I have recently taken a 54 acre field out of cultivation and would like to replenish the soil with native cover plants. There is a slope to a portion of the field that is experiencing some erosion. I would like to stabalize the soil in that area as well. It is located in Central Georgia and gets full sun on sandy soil.

ANSWER:

As you indicated, there are two issues to address: soil retention and soil improvement.  For the areas most susceptible to erosion, native grasses will do the best job of holding the soil and preventing loss during times of heavy rain.  The parts of your field less susceptible to erosion loss can be planted with fewer grasses and more nitrogen-fixing legumes, though a mix of both should be planted in all areas. 

Some useful native grasses are: Andropogon virginicus (broomsedge bluestem), Schizachyrium scoparium (little bluestem), Andropogon glomeratus (bushy bluestem), Sorghastrum nutans (Indiangrass) and Panicum virgatum (switchgrass).

Some native legumes that will fix nitrogen in your soil are Chamaecrista nictitans (sensitive partridge pea)Chamaecrista fasciculata (partridge pea), Desmodium spp.,  Galactia spp., Lespedeza spp., Stylosanthes biflora (sidebeak pencilflower), Tephrosia spp., and Pediomelum canescens (buckroot).

Although we do not recommend non-native species, a grass and a legume often used for soil retention and improvement are Annual ryegrass, Lolium perenne ssp. multiflorum and Buckwheat, Fagopyrum esculentum.

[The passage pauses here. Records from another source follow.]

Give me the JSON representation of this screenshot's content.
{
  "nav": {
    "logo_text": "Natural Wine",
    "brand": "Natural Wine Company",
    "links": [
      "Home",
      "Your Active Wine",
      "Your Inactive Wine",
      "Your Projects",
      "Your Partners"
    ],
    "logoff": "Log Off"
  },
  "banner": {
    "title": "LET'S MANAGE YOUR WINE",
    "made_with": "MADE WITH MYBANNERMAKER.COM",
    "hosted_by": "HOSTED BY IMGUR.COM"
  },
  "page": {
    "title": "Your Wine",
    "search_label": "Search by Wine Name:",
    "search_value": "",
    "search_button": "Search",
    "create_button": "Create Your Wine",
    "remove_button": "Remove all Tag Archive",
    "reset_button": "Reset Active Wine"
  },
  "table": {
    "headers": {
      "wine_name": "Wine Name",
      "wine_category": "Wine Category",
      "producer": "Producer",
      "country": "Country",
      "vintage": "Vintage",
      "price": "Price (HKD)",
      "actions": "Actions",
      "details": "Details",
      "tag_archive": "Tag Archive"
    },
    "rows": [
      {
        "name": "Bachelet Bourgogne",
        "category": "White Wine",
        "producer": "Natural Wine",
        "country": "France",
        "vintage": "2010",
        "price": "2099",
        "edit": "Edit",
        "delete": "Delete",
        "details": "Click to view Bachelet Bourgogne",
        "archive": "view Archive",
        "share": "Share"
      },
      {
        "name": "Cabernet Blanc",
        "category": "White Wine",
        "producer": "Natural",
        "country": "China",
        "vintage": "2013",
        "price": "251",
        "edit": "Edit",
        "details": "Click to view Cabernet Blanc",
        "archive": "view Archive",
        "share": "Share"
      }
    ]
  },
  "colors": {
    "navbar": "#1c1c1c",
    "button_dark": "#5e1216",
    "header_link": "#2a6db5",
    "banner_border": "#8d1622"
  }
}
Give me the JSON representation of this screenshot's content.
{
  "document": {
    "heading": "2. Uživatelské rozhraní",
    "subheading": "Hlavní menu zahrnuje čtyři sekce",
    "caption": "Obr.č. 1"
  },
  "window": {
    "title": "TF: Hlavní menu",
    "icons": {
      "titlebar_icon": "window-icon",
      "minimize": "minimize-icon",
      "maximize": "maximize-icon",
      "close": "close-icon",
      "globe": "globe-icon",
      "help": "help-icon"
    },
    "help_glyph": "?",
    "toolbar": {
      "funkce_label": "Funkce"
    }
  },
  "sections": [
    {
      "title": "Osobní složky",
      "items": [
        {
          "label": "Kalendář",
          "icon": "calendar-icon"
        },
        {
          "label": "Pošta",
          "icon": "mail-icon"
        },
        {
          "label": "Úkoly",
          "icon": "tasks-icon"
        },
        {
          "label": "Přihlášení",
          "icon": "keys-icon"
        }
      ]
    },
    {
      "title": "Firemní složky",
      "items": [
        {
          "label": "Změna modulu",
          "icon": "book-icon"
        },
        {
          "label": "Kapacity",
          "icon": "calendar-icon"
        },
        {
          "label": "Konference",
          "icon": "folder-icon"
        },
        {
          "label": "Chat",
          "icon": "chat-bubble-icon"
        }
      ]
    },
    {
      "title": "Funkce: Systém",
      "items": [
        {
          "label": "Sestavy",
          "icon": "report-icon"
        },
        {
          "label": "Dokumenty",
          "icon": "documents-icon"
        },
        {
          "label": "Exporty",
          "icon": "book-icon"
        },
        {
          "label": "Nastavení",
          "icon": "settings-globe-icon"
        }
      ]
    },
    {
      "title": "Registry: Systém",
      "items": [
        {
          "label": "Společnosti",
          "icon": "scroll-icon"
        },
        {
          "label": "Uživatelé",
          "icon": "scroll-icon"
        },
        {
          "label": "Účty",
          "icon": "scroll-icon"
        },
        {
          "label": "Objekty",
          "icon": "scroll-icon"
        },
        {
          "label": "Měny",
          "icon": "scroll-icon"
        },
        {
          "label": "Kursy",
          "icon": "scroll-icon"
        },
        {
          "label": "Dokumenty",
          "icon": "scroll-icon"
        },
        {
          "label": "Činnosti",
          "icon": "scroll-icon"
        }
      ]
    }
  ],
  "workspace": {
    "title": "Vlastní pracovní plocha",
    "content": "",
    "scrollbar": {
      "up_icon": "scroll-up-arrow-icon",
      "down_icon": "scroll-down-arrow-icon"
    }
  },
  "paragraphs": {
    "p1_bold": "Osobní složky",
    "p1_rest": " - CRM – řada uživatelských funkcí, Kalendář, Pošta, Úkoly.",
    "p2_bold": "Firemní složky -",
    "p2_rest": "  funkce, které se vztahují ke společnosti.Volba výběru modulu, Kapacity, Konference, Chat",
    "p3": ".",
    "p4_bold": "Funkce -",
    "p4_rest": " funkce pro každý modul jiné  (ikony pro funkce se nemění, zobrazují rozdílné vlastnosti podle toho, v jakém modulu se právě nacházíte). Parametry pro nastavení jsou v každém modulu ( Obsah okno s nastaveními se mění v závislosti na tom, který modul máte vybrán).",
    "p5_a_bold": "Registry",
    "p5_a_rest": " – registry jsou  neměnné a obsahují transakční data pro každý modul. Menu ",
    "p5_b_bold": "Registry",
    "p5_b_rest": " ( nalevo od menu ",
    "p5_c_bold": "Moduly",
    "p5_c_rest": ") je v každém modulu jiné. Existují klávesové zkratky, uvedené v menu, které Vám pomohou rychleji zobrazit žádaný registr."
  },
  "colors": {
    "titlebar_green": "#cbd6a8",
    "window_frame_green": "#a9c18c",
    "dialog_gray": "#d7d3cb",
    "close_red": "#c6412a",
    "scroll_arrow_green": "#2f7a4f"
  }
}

Your county Cooperative Extension Service agent should also be able to give you some valuable advice on soil conseration in your area.

 

More Grasses or Grass-like Questions

Shade tolerant groundcover plants for Tarrant County, Texas
November 01, 2011 - I live in far NE Tarrant County (Ft Worth), TX and need a groundcover that can tolerate complete shade and poor, rocky, clay soil. I need mostly for erosion control, and needs to be relatively low
view the full question and answer

Native Wildflowers and Grasses for Texas Acreage
April 15, 2015 - I recently purchased about 36 acres in Somervell County, Texas where cedar had been bulldozed and burned (many large spots). What would be the best native flowers or grasses to replant in that area? L...
view the full question and answer

Replacing hawthorn bush with muhly grass from Plano TX
April 10, 2014 - I am thinking of replacing a hawthorn bush with a muhly grass plant or two in an edged area with river rock cover in Plano, texas. It is the black soil and not a sandy loam. We have a sprinkler syst...
view the full question and answer

Native replacement for non-native Bermudagrass in Leander TX
October 16, 2011 - We have Bermuda grass. Large patches have died due to the drought and our yard has been taken over by weeds and St. Augustine grass whose seeds must have blown in. Even when the grass was in great con...
view the full question and answer

Habiturf for East Texas
May 14, 2012 - We live in east Texas, right on the beginning of the piney words, the soil is a little sandy. We have taken up a wooden walkway but can't get anything to grow there. Could the soil be dead from year ...
view the full question and answer

Smarty Plants's Facebook profile Support the Wildflower Center by Donating Online or Becoming a Member today.

Mr. Smarty Plants wants you to be his Facebook friend. Click the Facebook icon to add yourself to Mr. Smarty Plants list of friends.
E-NEWSLETTER | BECOME A MEMBER | DONATE NOW | MEDIA | SITEMAP | STAFF
© 2015 Lady Bird Johnson Wildflower Center